● What you are asked to do
All of the data below should be repeated exactly. Pictures should not be included.

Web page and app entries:
· · ·

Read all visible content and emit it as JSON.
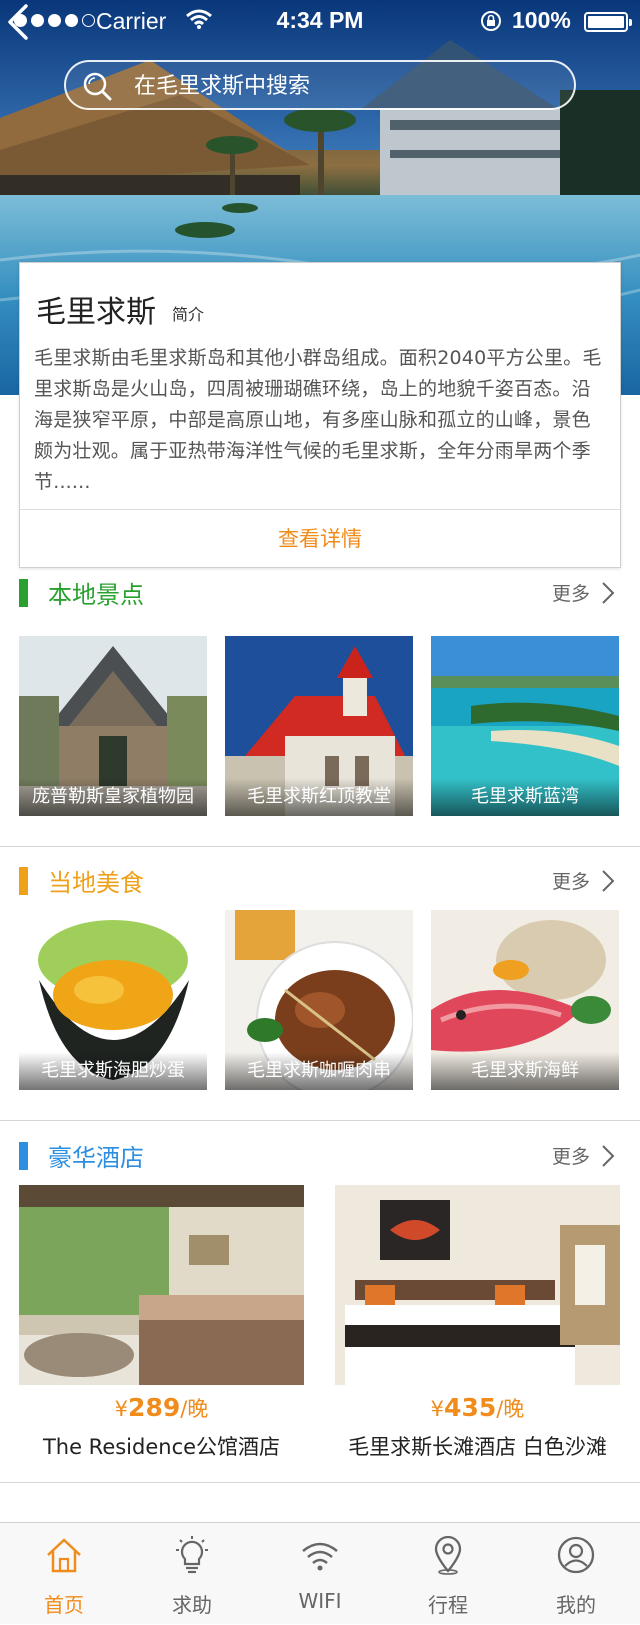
{
  "status_bar": {
    "carrier": "Carrier",
    "time": "4:34 PM",
    "battery": "100%"
  },
  "search": {
    "placeholder": "在毛里求斯中搜索"
  },
  "intro": {
    "title": "毛里求斯",
    "subtitle": "简介",
    "text": "毛里求斯由毛里求斯岛和其他小群岛组成。面积2040平方公里。毛里求斯岛是火山岛，四周被珊瑚礁环绕，岛上的地貌千姿百态。沿海是狭窄平原，中部是高原山地，有多座山脉和孤立的山峰，景色颇为壮观。属于亚热带海洋性气候的毛里求斯，全年分雨旱两个季节......",
    "detail_label": "查看详情"
  },
  "attractions": {
    "title": "本地景点",
    "color": "#2aa12f",
    "more": "更多",
    "items": [
      {
        "name": "庞普勒斯皇家植物园"
      },
      {
        "name": "毛里求斯红顶教堂"
      },
      {
        "name": "毛里求斯蓝湾"
      }
    ]
  },
  "food": {
    "title": "当地美食",
    "color": "#f0a11c",
    "more": "更多",
    "items": [
      {
        "name": "毛里求斯海胆炒蛋"
      },
      {
        "name": "毛里求斯咖喱肉串"
      },
      {
        "name": "毛里求斯海鲜"
      }
    ]
  },
  "hotels": {
    "title": "豪华酒店",
    "color": "#2e8fe0",
    "more": "更多",
    "items": [
      {
        "currency": "¥",
        "price": "289",
        "unit": "/晚",
        "name": "The Residence公馆酒店"
      },
      {
        "currency": "¥",
        "price": "435",
        "unit": "/晚",
        "name": "毛里求斯长滩酒店 白色沙滩"
      }
    ]
  },
  "tabbar": {
    "active_color": "#f08c1c",
    "items": [
      {
        "label": "首页",
        "icon": "home-icon",
        "active": true
      },
      {
        "label": "求助",
        "icon": "lightbulb-icon",
        "active": false
      },
      {
        "label": "WIFI",
        "icon": "wifi-icon",
        "active": false
      },
      {
        "label": "行程",
        "icon": "location-pin-icon",
        "active": false
      },
      {
        "label": "我的",
        "icon": "user-icon",
        "active": false
      }
    ]
  }
}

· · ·

● Result
Read all visible content and emit it as JSON.
{
  "status_bar": {
    "carrier": "Carrier",
    "time": "4:34 PM",
    "battery": "100%"
  },
  "search": {
    "placeholder": "在毛里求斯中搜索"
  },
  "intro": {
    "title": "毛里求斯",
    "subtitle": "简介",
    "text": "毛里求斯由毛里求斯岛和其他小群岛组成。面积2040平方公里。毛里求斯岛是火山岛，四周被珊瑚礁环绕，岛上的地貌千姿百态。沿海是狭窄平原，中部是高原山地，有多座山脉和孤立的山峰，景色颇为壮观。属于亚热带海洋性气候的毛里求斯，全年分雨旱两个季节......",
    "detail_label": "查看详情"
  },
  "attractions": {
    "title": "本地景点",
    "color": "#2aa12f",
    "more": "更多",
    "items": [
      {
        "name": "庞普勒斯皇家植物园"
      },
      {
        "name": "毛里求斯红顶教堂"
      },
      {
        "name": "毛里求斯蓝湾"
      }
    ]
  },
  "food": {
    "title": "当地美食",
    "color": "#f0a11c",
    "more": "更多",
    "items": [
      {
        "name": "毛里求斯海胆炒蛋"
      },
      {
        "name": "毛里求斯咖喱肉串"
      },
      {
        "name": "毛里求斯海鲜"
      }
    ]
  },
  "hotels": {
    "title": "豪华酒店",
    "color": "#2e8fe0",
    "more": "更多",
    "items": [
      {
        "currency": "¥",
        "price": "289",
        "unit": "/晚",
        "name": "The Residence公馆酒店"
      },
      {
        "currency": "¥",
        "price": "435",
        "unit": "/晚",
        "name": "毛里求斯长滩酒店 白色沙滩"
      }
    ]
  },
  "tabbar": {
    "active_color": "#f08c1c",
    "items": [
      {
        "label": "首页",
        "icon": "home-icon",
        "active": true
      },
      {
        "label": "求助",
        "icon": "lightbulb-icon",
        "active": false
      },
      {
        "label": "WIFI",
        "icon": "wifi-icon",
        "active": false
      },
      {
        "label": "行程",
        "icon": "location-pin-icon",
        "active": false
      },
      {
        "label": "我的",
        "icon": "user-icon",
        "active": false
      }
    ]
  }
}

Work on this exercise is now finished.